REQUIRED ACTION »
Report the count, and only the count, of lines in the records that include the word "subnet".

%%

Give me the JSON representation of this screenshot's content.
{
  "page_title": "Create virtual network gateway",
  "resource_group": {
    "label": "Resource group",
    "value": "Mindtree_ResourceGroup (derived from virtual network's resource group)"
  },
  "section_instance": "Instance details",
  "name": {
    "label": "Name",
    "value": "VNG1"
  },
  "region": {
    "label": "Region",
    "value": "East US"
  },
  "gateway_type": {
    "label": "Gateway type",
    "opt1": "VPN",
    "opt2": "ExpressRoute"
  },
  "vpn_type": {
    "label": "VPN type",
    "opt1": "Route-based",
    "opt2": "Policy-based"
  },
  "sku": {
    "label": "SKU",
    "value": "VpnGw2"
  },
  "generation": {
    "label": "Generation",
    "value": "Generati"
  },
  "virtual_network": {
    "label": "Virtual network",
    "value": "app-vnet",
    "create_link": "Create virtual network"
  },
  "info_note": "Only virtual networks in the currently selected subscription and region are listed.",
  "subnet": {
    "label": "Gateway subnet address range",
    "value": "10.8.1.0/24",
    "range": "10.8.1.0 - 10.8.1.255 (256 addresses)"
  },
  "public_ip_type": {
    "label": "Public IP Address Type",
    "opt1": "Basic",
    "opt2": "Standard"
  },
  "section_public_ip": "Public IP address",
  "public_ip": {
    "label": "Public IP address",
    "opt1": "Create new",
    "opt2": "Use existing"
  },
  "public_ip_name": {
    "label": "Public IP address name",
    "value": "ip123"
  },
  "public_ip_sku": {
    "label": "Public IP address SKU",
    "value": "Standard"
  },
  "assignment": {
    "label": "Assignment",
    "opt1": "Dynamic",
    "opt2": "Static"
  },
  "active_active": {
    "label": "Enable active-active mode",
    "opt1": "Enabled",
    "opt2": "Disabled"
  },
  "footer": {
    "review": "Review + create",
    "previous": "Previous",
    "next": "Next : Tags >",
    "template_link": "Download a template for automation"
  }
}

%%

RESULT OF THIS EXERCISE »
2